Thai commission urges that ruling party be dissolved
In a televised statement on Monday, Thailand’s Prime Minister Abhisit Vejjajiva blamed the loss of life last Saturday in Bangkok on armed terrorists who had infiltrated the Red Shirt protesters.
He added that the security forces had opened fire only when fired upon. The Prime Minister’s statement came as he was suffering a double blow to his authority.
As coffins draped in Thai flags paraded through Bangkok to symbolise the death of democracy, Thailand’s electoral commission ruled that Vejjajiva’s Democrat Party should disband.
In addition, the chief of the Thai Army, General Anupong Paojinda, publicly called for the dissolution of parliament.

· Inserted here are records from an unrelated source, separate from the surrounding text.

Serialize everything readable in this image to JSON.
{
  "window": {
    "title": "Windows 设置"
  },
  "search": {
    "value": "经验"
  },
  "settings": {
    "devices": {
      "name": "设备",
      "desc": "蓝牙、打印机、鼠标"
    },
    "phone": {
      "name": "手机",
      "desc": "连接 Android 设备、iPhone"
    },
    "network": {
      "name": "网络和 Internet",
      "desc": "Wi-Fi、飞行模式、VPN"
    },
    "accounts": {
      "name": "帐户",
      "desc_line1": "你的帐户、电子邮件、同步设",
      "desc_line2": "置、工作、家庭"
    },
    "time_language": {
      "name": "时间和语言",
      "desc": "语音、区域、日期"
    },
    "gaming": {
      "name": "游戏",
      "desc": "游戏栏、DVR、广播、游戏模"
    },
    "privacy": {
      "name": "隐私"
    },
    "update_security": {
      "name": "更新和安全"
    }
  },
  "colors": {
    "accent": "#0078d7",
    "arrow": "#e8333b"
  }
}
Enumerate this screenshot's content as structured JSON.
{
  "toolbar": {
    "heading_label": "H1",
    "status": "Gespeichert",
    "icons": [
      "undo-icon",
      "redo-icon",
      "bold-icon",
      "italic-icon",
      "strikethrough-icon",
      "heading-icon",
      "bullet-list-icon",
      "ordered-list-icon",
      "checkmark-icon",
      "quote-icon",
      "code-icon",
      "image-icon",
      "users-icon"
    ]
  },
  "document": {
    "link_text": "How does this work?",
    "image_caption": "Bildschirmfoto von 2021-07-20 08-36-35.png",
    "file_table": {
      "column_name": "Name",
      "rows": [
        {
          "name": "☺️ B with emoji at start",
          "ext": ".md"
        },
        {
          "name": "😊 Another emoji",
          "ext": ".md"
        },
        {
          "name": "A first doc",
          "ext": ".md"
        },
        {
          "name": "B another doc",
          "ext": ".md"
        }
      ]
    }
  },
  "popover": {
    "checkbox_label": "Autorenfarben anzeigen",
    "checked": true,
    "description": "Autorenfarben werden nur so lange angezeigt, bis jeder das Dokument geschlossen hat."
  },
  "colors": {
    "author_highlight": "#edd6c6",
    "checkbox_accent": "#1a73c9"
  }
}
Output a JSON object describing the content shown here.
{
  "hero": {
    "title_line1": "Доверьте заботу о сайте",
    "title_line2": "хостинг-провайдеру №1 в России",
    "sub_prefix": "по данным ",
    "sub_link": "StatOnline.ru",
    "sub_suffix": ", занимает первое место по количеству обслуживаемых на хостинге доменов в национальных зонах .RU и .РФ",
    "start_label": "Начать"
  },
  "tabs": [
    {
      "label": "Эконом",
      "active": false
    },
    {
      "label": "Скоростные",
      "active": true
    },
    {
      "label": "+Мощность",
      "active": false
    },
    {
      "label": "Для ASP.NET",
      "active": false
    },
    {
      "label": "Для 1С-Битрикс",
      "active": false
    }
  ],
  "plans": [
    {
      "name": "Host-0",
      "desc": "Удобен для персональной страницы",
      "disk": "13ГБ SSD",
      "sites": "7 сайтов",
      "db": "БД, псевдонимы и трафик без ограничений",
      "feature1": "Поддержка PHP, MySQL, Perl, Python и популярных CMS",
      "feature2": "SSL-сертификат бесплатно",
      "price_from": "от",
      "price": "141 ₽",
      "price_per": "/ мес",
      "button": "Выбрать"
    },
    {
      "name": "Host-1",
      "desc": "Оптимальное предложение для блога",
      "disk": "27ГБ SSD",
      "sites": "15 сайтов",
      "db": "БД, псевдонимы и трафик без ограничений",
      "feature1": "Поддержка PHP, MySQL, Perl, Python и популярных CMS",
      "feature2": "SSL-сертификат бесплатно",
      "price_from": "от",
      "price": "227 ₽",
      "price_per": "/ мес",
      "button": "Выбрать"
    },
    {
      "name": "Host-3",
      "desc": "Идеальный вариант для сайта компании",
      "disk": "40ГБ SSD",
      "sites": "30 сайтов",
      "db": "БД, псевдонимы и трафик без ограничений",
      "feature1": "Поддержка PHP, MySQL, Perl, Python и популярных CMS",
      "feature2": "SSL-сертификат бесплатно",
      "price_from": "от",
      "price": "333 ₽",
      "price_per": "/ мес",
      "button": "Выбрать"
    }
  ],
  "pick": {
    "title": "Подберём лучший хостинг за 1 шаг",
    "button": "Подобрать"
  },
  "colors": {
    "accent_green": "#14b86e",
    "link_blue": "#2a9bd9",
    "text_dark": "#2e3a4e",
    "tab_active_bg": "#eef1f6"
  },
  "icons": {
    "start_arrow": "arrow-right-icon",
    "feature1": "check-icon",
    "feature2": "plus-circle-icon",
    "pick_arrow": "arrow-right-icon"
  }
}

Despite pressure from the Vejjajiva administration, the Thai Army, which traditionally has been politically significant in the country, has been reluctant to use force against the protesters, and will become even more so following what will be seen as innocent blood on its hands.

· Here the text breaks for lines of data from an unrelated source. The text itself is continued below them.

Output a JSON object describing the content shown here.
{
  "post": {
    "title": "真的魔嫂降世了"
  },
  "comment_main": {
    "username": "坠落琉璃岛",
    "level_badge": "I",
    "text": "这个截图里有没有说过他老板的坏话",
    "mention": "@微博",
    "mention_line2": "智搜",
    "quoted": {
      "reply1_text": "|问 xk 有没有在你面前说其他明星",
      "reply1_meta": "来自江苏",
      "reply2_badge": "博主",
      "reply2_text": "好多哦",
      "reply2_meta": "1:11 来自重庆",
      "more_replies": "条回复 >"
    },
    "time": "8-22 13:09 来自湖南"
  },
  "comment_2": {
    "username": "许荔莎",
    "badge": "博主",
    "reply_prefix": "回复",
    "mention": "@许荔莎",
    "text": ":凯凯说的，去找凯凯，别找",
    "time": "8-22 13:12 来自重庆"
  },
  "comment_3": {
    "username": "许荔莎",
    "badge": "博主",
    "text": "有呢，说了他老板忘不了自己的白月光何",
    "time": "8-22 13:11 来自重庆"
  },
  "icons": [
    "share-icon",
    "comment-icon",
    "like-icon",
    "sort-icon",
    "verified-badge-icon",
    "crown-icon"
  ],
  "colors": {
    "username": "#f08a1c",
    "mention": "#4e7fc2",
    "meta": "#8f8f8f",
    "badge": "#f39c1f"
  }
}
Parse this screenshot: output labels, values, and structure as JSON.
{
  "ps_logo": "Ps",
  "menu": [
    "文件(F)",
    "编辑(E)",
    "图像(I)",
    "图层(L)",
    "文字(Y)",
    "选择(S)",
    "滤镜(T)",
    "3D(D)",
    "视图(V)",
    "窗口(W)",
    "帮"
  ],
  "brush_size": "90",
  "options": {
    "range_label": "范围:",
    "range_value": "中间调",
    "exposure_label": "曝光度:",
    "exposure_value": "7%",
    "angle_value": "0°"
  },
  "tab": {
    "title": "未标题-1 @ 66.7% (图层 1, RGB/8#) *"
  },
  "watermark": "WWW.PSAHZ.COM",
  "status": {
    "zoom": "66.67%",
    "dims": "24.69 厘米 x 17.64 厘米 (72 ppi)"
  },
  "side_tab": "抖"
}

Even though Vejjajiva has stated that the government and military remain united, without the unequivocal support of the Thai military and security forces, the his administration has very little room for maneuver.

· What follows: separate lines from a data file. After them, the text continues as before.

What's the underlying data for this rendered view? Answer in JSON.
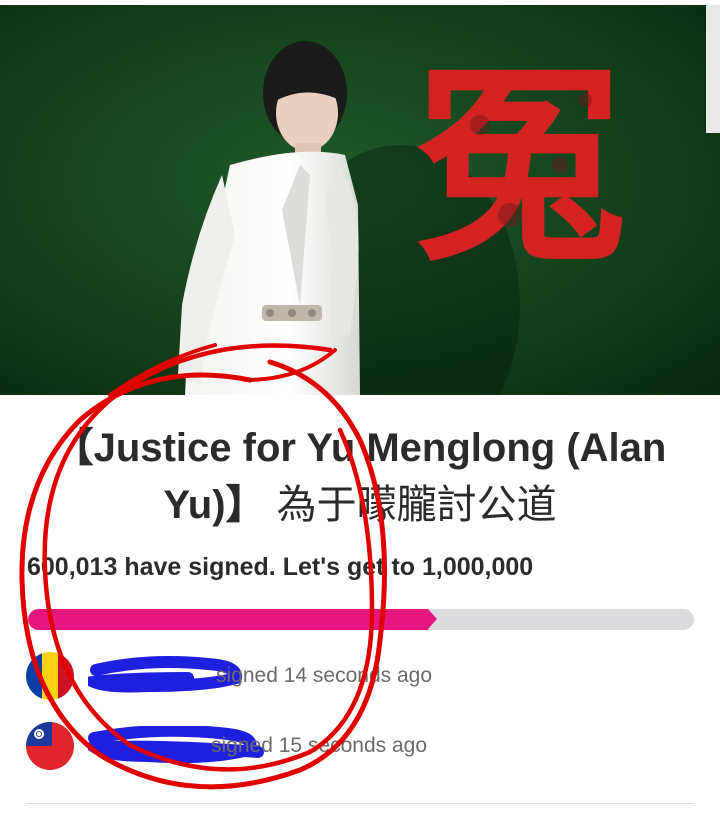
{
  "petition": {
    "title_en": "【Justice for Yu Menglong (Alan Yu)】",
    "title_zh": "為于曚朧討公道",
    "signed_text": "600,013 have signed. Let's get to 1,000,000",
    "signed_count": 600013,
    "goal": 1000000,
    "hero_glyph": "冤"
  },
  "progress": {
    "fraction": 0.6,
    "fill_color": "#e7157f",
    "track_color": "#dcdcdf"
  },
  "recent_signers": [
    {
      "flag": "romania-flag-icon",
      "time_text": "signed 14 seconds ago"
    },
    {
      "flag": "taiwan-flag-icon",
      "time_text": "signed 15 seconds ago"
    }
  ],
  "colors": {
    "hero_background": "#0f3a18",
    "annotation_circle": "#e00000",
    "redaction": "#1f1fe0"
  }
}
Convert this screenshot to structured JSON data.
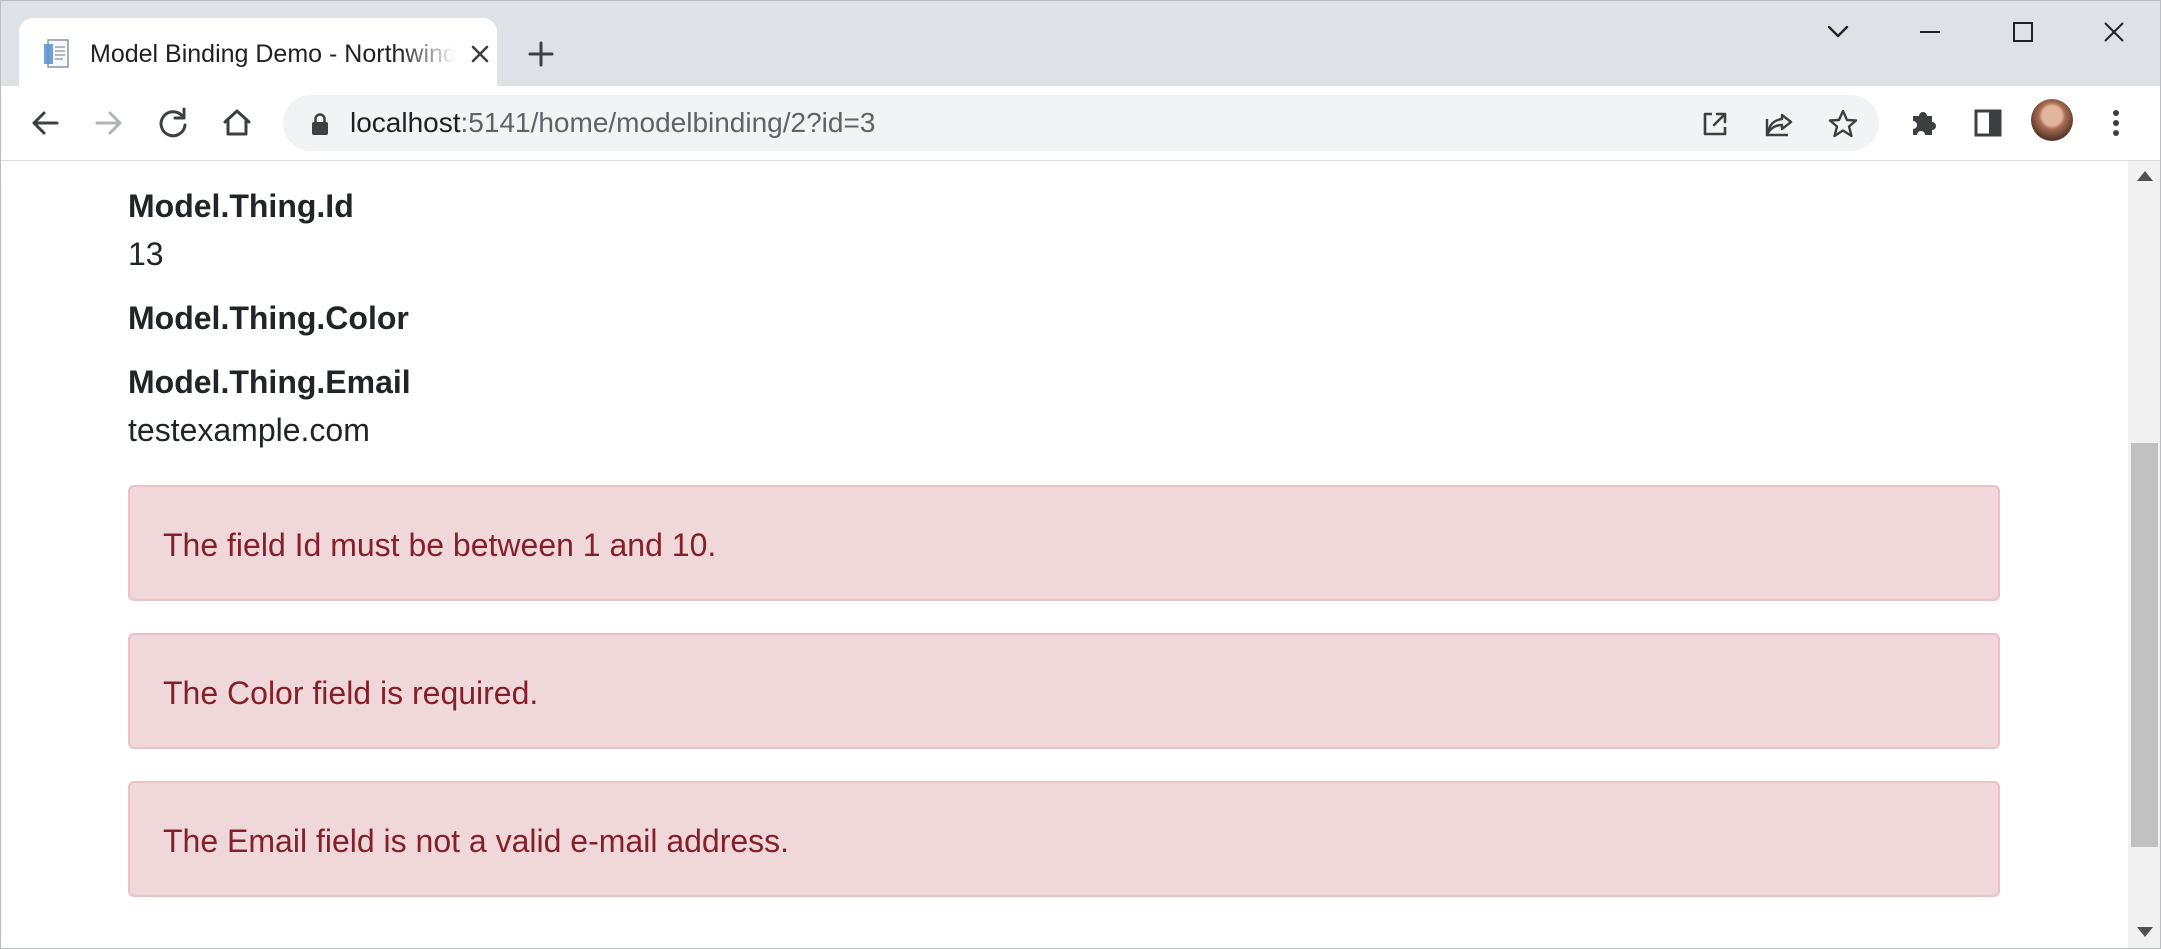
{
  "browser": {
    "tab": {
      "title": "Model Binding Demo - Northwind",
      "favicon": "document-icon",
      "close_icon": "close-icon"
    },
    "new_tab_icon": "plus-icon",
    "window_controls": [
      "chevron-down-icon",
      "minimize-icon",
      "maximize-icon",
      "close-icon"
    ],
    "nav": [
      "back-arrow-icon",
      "forward-arrow-icon",
      "reload-icon",
      "home-icon"
    ],
    "address_bar": {
      "host": "localhost",
      "path": ":5141/home/modelbinding/2?id=3"
    },
    "toolbar_icons": [
      "open-in-app-icon",
      "share-icon",
      "bookmark-star-icon",
      "extensions-puzzle-icon",
      "side-panel-icon",
      "avatar",
      "more-vert-icon"
    ]
  },
  "page": {
    "fields": [
      {
        "label": "Model.Thing.Id",
        "value": "13"
      },
      {
        "label": "Model.Thing.Color",
        "value": ""
      },
      {
        "label": "Model.Thing.Email",
        "value": "testexample.com"
      }
    ],
    "errors": [
      "The field Id must be between 1 and 10.",
      "The Color field is required.",
      "The Email field is not a valid e-mail address."
    ]
  },
  "colors": {
    "alert_bg": "#f0d7da",
    "alert_border": "#ebc1c6",
    "alert_text": "#842029",
    "tabstrip_bg": "#dee1e6",
    "omnibox_bg": "#f1f3f4"
  }
}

Ironically, Vejjajiva may be saved from having to concede to the Red Shirts’ demands for fresh elections through the same process that deposed his predecessor and led to his own rise to the premiership. A court has ruled that Vejjajiva’s Democrat Party accepted 258 million baht in illegal campaign donations from cement maker TPI Polene.
Under Thai law, the courts have the power to dissolve any party ruled to have broken electoral laws and to ban its members from public office for five years. This is the same law that in 2008 resulted in the the disbanding of the People’s Power Party and the removal of Somchai Wongsawat from office. Leaders from both sides of the political divide have welcomed this development as a way to resolve the current deadlock.
However political commentators note that even with fresh elections the impasse that led to what is now known as Black Saturday would not end. Thai society has become increasingly polarised into pro-Thaksin Shinawatra and anti-Thaksin Shinawatra camps, and neither side will be willing to see the other side in power whatever the results of elections.
The violence on April 10 2010, the worst for 20 years, saw the death of 21 people, four soldiers and sixteen civilians, including Reuters reporter Hiroyuki Muramoto.